Stool is really a catch-all word that applies to a wide range of chairs. Generally it can be any sort of chair without a back or armrest, though the height of the legs can also make a regular dining chair seat into a ‘stool’.
While they’re most often seen behind a breakfast bar or perched round a kitchen island, stools can be used everywhere round the house. They’re usually lighter and easier to carry, allow a bit more freedom of movement to people sitting on them and can visually look a lot more interesting - not to mention more casual and easy-going.
Bar stools are also higher up than chairs, which can make them feel that little bit more ‘special’ and eventful. Read below and you’ll find out why stools are a becoming a more popular way to mix up the seating in your home.
The differences between stools are more subtle than, say, the differences between a dining chair and an armchair, but this guide will help you part your kitchen stool from your bar stool in no time.

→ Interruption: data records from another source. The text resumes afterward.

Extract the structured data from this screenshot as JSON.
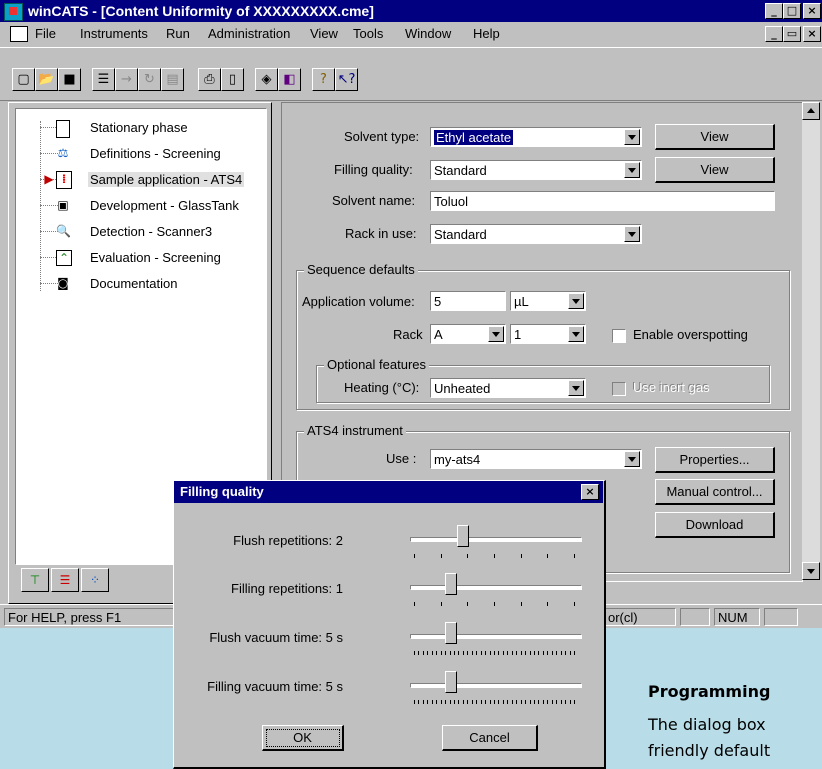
{
  "app": {
    "title": "winCATS - [Content Uniformity of XXXXXXXXX.cme]",
    "caption_min": "_",
    "caption_max": "□",
    "caption_close": "×",
    "doc_min": "_",
    "doc_restore": "▭",
    "doc_close": "×"
  },
  "menu": [
    "File",
    "Instruments",
    "Run",
    "Administration",
    "View",
    "Tools",
    "Window",
    "Help"
  ],
  "toolbar_icons": [
    "new-icon",
    "open-icon",
    "save-icon",
    "list-icon",
    "arrow-right-icon",
    "refresh-icon",
    "edit-icon",
    "print-icon",
    "print-preview-icon",
    "diamond-icon",
    "page-icon",
    "help-icon",
    "context-help-icon"
  ],
  "tree": {
    "items": [
      {
        "label": "Stationary phase",
        "icon": "plate-icon"
      },
      {
        "label": "Definitions - Screening",
        "icon": "balance-icon"
      },
      {
        "label": "Sample application - ATS4",
        "icon": "sample-icon",
        "selected": true
      },
      {
        "label": "Development - GlassTank",
        "icon": "tank-icon"
      },
      {
        "label": "Detection - Scanner3",
        "icon": "scanner-icon"
      },
      {
        "label": "Evaluation - Screening",
        "icon": "chart-icon"
      },
      {
        "label": "Documentation",
        "icon": "camera-icon"
      }
    ],
    "tabs": [
      "tree-tab-icon",
      "list-tab-icon",
      "dots-tab-icon"
    ]
  },
  "form": {
    "solvent_type_label": "Solvent type:",
    "solvent_type_value": "Ethyl acetate",
    "filling_quality_label": "Filling quality:",
    "filling_quality_value": "Standard",
    "solvent_name_label": "Solvent name:",
    "solvent_name_value": "Toluol",
    "rack_in_use_label": "Rack in use:",
    "rack_in_use_value": "Standard",
    "view_button": "View",
    "view_button_2": "View",
    "sequence_defaults_title": "Sequence defaults",
    "application_volume_label": "Application volume:",
    "application_volume_value": "5",
    "application_volume_unit": "µL",
    "rack_label": "Rack",
    "rack_value": "A",
    "rack_number": "1",
    "enable_overspotting_label": "Enable overspotting",
    "optional_features_title": "Optional features",
    "heating_label": "Heating (°C):",
    "heating_value": "Unheated",
    "use_inert_gas_label": "Use inert gas",
    "ats4_title": "ATS4 instrument",
    "use_label": "Use :",
    "use_value": "my-ats4",
    "properties_button": "Properties...",
    "manual_control_button": "Manual control...",
    "download_button": "Download"
  },
  "status": {
    "help_text": "For HELP, press F1",
    "mode_text": "or(cl)",
    "num_text": "NUM"
  },
  "dialog": {
    "title": "Filling quality",
    "close": "×",
    "sliders": [
      {
        "label": "Flush repetitions:  2",
        "level": 0.3
      },
      {
        "label": "Filling repetitions:  1",
        "level": 0.22
      },
      {
        "label": "Flush vacuum time:  5  s",
        "level": 0.22
      },
      {
        "label": "Filling vacuum time:  5  s",
        "level": 0.22
      }
    ],
    "ok_button": "OK",
    "cancel_button": "Cancel"
  },
  "doc_text": {
    "heading": "Programming",
    "line1": "The dialog box",
    "line2": "friendly default"
  },
  "colors": {
    "titlebar": "#000080",
    "background": "#b9dde8",
    "window": "#c0c0c0"
  }
}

Depending on what you want to use it for, stool height is one of the most important factors before you buy. To choose the right level, think about the height of the table you’ll be seating at, and the heights of the people who are going to be using them.
Bar stools in particular can come in a variety of heights and remember - you can also get adjustable stools, which is good if you have a large family or a busy house full of guests!
One of the great things about stools is that they can be easily repurposed around the house. Because the design’s fairly simple and pared-down, a metal Tolix-inspired stool can work as a side table in your bedroom, and then be brought down to the kitchen or garden when you and your guests need further seats. Here’s some tips on how to use them in each space:
If you’re searching for seating for a breakfast bar or kitchen island, bar stools are the one. And if that’s your primary dining space, then you might want to pick stools with backs, to feel a little more formal and provide extra comfort if your guests are stopping there for hours at a time.
There are no rules stating that you can’t use smaller stools instead of dining chairs either - if you have less space, stacking stools and a fold-up table might be even better than dining chairs. Stools around a dining table can give laid-back, canteen-like cool to a room. Small stools are also a far more stylish and versatile choice if you’re looking for a step stool in your kitchen.
Stools can come into their own as side tables, extra seating and even stands for plants and decorations as part of a vignette. The key here is to make sure you don’t choose anything too tall: a stool lower than the height of your sofa arms, or around the height of a coffee or side table, should do the trick.
Metal stools make ideal garden seating. You’ll notice more and more cafes and bars doing this as they can be a tad less expensive than traditional garden seating, can hold up to a fair amount of scrapes and scratches and most importantly, stackable metal stools are unobtrusive when stashed inside on rainy days.
Smaller stools have a place everywhere from the hallway (creating a little spot for putting on your shoes while running out the door) to kids’ rooms and the bathroom (a nice perch, especially for keeping an eye on your kids while they’re in the tub).
The choice of materials can really make a chair stand out, and it’s worth thinking about this before you take the plunge:
Wooden stools are slightly more refined, though you’ll often find wood and metal combined for a two-tone effect. Some metal stools also feature wooden tops, which can make them a little comfier for those that are bothered about sitting on just metal.
Easy to scrub down, colourful, lightweight - what’s not to like about plastic? Our Moda plastic seats bring freshness to any kitchen and give a striking contrast against natural materials.</p
Metal stools are an incredibly popular thanks to their heavy-duty nature, making them perfect for using indoors and out, and giving a rugged, utility-like feel. Painted versions also look charming once they’ve acquired a few scuffs over the years.
As we mentioned earlier, if you’ve got people of various heights using your stool, or if it’s one you might want to use round a breakfast bar one day, as an office chair the next, then adjustable stools might be right for you.
Generally, these fall into two types. Firstly, ones that use a central screw to adjust the height, which also gives them a handy swivel function. These can be incredibly stylish, having a bit more of an industrial or utilitarian design.
Secondly, there are those that use a handle underneath to increase the height, a lot like adjustable office chairs. These can feel a bit more luxe if you’re not keen on all things industrial.
As you’d guess, swivel stools allow you to move around. It’s a little thing that can make a huge difference - the effect is a lot less formal than the traditionally immovable dining chairs. Swivel stools are a smart pick if you plan to use them as an office chair, too.